The Soul Of A New Cuisine: A Discovery Of The Foods And Flavors Of Africa
Marcus Samuelsson, Heidi Sacko Walters and Gediyon Kifle
John Wiley & Sons, Dhs190, Amazon
For years, New York-based celebrity chef Marcus Samuelsson was best known for bringing an haute spin to Scandinavian cuisine (no easy feat) at his restaurant Aquavit. But recently, the Swedish-raised and Ethiopian-born chef has taken to exploring his African roots. In Soul Of A New Cuisine, Samuelsson explores the many cuisines of Africa, from West African stews and barbequed snapper, to Kenyan curried trout with coconut-chilli sauce.
The book’s 200 plus recipes are not only inviting, but also easily approachable to the novice cook. Furthermore, Samuelsson also relates stories of his travels that make one long to embark on their own journey through the continent. The book not only acts as a stunning cookbook, but also as a breathtaking picture book, thanks to Gediyon Kifle’s beautiful photography of everyday life in a place most of us know far too little about.
Arabesque: A Taste Of Morocco, Turkey, And Lebanon
Knopf, Dhs123, Amazon
Claudia Roden won a James Beard award for her previous cookbooks, and it’s not hard to understand why. In Arabesque, she not only provides clear, step-by-step instructions on how to pull off classic Middle Eastern and North African dishes, but gives a culinary history of each region she covers. The book is organised by country, making it easier to plan a fully Moroccan meal, should that be your fancy.
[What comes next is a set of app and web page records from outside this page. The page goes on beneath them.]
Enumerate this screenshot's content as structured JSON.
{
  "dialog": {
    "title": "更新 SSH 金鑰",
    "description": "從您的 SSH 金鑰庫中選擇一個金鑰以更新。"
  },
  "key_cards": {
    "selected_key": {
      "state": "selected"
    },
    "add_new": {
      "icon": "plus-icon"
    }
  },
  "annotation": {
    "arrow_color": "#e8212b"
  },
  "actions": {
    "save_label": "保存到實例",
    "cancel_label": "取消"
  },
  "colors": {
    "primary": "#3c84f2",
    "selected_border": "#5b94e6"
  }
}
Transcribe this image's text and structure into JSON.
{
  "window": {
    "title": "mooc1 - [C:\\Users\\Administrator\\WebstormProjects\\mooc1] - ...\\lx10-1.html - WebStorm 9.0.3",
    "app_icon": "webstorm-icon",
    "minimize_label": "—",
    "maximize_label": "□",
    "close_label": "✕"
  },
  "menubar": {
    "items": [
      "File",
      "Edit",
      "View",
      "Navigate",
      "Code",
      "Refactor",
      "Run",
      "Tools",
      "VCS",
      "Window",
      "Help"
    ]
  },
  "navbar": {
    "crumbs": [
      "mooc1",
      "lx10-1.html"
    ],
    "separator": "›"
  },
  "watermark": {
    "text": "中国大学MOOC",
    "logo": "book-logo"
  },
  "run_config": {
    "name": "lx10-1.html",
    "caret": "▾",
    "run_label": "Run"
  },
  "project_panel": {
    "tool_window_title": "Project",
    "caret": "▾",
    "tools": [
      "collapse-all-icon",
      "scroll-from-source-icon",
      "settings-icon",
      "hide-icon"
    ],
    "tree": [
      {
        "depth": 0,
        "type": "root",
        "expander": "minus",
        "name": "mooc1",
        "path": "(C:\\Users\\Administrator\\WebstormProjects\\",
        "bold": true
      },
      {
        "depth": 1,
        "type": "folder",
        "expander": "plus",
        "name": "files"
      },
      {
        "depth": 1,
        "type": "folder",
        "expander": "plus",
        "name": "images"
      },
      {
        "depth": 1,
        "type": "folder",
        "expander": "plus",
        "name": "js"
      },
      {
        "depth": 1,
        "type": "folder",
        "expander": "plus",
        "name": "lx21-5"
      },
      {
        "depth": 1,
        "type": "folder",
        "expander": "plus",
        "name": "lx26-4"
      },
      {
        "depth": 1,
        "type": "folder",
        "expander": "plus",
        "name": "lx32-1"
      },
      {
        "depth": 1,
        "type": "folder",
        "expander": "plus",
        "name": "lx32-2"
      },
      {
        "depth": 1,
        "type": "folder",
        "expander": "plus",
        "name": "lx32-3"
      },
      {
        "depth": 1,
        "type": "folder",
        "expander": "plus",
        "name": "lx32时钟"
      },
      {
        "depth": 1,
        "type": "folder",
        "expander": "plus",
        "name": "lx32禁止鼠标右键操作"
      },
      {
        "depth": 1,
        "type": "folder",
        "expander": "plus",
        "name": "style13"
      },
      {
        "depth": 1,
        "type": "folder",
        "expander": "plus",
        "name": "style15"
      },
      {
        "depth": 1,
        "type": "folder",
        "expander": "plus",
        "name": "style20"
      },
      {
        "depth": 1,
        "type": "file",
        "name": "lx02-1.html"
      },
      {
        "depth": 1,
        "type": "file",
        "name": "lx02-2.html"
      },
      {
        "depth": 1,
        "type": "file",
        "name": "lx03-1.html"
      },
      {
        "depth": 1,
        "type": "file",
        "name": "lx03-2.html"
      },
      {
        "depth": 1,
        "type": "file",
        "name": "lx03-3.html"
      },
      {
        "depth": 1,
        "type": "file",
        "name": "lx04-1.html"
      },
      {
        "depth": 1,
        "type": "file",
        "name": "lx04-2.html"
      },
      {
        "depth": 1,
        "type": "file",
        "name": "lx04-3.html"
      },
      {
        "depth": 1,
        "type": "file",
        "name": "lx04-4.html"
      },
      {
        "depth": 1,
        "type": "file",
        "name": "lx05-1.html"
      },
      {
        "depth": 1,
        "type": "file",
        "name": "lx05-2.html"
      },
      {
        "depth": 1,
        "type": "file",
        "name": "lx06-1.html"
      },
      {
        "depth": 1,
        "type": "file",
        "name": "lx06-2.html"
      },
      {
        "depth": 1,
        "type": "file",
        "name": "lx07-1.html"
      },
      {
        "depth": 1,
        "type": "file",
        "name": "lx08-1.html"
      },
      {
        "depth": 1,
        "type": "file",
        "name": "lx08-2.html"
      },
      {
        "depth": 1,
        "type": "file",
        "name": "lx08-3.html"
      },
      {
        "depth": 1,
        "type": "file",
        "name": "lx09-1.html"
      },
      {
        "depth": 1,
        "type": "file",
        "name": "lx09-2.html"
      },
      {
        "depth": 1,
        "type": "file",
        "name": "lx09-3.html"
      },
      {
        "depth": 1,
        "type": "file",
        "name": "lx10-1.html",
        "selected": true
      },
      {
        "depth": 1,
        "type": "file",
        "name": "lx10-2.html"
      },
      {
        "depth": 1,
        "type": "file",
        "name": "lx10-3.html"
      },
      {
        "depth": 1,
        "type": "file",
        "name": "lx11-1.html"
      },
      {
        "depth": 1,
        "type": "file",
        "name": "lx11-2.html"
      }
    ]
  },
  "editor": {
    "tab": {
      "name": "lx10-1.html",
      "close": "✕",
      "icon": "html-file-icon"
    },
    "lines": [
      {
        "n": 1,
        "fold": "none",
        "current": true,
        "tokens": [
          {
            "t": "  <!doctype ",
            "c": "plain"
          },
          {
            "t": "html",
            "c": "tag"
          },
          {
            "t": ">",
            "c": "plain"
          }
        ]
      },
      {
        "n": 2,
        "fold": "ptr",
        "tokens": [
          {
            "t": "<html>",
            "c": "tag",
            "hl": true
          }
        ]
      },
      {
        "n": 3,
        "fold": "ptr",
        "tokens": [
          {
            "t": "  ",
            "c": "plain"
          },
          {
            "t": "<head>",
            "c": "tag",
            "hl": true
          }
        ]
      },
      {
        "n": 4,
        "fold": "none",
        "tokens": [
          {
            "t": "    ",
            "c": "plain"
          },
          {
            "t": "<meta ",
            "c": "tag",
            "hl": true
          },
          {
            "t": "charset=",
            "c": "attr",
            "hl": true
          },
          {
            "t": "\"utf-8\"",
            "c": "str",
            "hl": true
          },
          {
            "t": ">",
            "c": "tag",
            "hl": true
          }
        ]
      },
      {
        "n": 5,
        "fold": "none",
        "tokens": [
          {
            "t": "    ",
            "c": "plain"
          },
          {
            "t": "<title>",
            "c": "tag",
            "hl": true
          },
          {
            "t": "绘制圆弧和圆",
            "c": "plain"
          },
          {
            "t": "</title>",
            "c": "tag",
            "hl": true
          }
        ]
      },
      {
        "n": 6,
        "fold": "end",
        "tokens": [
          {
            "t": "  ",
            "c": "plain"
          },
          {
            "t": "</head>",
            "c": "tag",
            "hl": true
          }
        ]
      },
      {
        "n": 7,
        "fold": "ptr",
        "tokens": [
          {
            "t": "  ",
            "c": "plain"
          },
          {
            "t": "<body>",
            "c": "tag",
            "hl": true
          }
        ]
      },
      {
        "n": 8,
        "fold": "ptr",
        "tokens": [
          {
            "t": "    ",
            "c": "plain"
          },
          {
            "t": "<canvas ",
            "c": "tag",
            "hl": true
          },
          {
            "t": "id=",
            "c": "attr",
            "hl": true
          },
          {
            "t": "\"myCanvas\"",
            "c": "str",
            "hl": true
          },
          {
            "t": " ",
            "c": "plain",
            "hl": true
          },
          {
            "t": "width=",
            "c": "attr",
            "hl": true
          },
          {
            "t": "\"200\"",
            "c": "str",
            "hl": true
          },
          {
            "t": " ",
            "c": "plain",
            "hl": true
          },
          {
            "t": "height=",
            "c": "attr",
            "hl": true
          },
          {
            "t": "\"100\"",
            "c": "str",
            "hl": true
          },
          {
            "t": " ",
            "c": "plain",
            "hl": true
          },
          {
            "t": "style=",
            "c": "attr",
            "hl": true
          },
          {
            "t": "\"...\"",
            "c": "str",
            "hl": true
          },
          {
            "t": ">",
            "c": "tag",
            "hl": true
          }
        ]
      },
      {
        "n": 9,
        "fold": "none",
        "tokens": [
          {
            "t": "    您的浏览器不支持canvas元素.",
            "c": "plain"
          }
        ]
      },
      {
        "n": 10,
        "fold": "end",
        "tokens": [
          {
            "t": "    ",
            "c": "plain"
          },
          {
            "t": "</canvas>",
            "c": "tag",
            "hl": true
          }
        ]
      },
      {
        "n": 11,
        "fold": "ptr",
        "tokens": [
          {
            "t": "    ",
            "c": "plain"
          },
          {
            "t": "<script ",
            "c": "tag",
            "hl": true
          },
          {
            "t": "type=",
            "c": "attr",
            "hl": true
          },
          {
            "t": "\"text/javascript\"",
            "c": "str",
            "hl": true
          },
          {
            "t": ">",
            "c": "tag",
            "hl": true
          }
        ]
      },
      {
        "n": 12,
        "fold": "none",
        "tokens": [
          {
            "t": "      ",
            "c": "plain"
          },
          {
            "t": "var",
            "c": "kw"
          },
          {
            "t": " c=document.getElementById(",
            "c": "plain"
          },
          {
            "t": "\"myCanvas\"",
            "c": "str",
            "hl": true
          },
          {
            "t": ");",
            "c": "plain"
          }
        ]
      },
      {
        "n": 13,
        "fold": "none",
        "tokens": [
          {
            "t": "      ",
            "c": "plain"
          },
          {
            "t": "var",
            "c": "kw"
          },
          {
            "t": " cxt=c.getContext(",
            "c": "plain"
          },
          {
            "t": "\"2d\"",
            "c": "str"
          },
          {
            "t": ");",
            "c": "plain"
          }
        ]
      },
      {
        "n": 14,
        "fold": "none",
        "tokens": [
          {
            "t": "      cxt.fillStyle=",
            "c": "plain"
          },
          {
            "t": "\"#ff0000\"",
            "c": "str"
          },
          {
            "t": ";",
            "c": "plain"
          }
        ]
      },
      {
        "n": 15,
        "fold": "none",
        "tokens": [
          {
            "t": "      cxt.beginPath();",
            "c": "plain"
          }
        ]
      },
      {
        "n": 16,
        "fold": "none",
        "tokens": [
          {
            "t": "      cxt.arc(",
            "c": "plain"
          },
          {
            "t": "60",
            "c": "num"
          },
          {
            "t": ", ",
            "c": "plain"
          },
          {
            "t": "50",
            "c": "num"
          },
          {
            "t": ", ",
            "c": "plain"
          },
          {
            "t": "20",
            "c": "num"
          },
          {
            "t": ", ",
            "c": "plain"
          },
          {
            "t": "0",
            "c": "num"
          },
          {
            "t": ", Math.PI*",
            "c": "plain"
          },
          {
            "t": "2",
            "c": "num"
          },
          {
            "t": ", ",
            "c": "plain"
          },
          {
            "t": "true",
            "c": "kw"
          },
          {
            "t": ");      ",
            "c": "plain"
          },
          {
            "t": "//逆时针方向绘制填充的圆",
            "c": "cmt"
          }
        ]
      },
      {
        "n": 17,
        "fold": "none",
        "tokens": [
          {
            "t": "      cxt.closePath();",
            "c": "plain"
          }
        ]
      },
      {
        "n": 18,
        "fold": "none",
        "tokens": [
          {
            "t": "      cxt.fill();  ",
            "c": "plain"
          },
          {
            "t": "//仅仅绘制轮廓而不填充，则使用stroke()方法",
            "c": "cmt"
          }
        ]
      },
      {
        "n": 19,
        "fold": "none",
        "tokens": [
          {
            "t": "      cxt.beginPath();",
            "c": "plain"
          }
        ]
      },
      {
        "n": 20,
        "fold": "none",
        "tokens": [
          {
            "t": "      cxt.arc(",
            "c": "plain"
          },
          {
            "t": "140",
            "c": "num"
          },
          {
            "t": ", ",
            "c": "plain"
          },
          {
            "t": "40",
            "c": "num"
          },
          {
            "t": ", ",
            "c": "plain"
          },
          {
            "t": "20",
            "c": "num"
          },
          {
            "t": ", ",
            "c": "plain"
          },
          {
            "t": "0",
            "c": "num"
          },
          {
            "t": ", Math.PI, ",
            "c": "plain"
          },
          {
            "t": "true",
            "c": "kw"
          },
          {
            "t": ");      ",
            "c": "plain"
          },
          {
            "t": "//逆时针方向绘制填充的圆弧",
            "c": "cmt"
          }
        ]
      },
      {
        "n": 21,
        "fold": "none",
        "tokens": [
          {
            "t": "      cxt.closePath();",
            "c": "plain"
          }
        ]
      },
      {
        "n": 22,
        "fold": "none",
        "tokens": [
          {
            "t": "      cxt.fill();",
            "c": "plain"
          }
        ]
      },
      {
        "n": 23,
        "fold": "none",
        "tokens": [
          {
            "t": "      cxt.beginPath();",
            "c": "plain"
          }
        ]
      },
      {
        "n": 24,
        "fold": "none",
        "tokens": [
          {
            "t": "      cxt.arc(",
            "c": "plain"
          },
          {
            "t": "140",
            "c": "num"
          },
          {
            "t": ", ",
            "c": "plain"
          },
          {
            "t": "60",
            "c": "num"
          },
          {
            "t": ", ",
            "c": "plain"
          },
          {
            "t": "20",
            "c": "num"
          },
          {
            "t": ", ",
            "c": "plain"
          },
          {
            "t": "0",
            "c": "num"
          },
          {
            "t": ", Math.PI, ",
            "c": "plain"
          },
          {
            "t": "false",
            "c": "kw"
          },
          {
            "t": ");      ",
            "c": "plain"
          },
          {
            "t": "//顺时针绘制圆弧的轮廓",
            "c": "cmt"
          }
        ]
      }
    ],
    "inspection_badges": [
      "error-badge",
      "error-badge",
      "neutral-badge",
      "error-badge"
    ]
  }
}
Isn’t it nice to know you don’t have to eat out to sample exceptional tagine, which incidentally pairs nicely with Roden’s recipe for Moroccan chickpea and lentil soup? There are also several Moroccan deserts included in the book, making it easy to conjure up a full Moroccan meal from scratch. Most of the 150-plus recipes are also accompanied with colour photographs.
Food Culture In Sub-Saharan Africa
Greenwood Press, Dhs160, Amazon
Given that so little is written about African cuisine (trust us, a search on Google yields very little), Osseo-Asare’s tome, while it isn’t for those in search of recipes, is surprisingly good at illuminating that various influences, from colonisation to famine to fast-food, on the African culinary landscape. While the book is dry in parts, it is reasonably comprehensive, providing a timeline, a handful of recipes, a glossary, and photographs to accompany the narrative.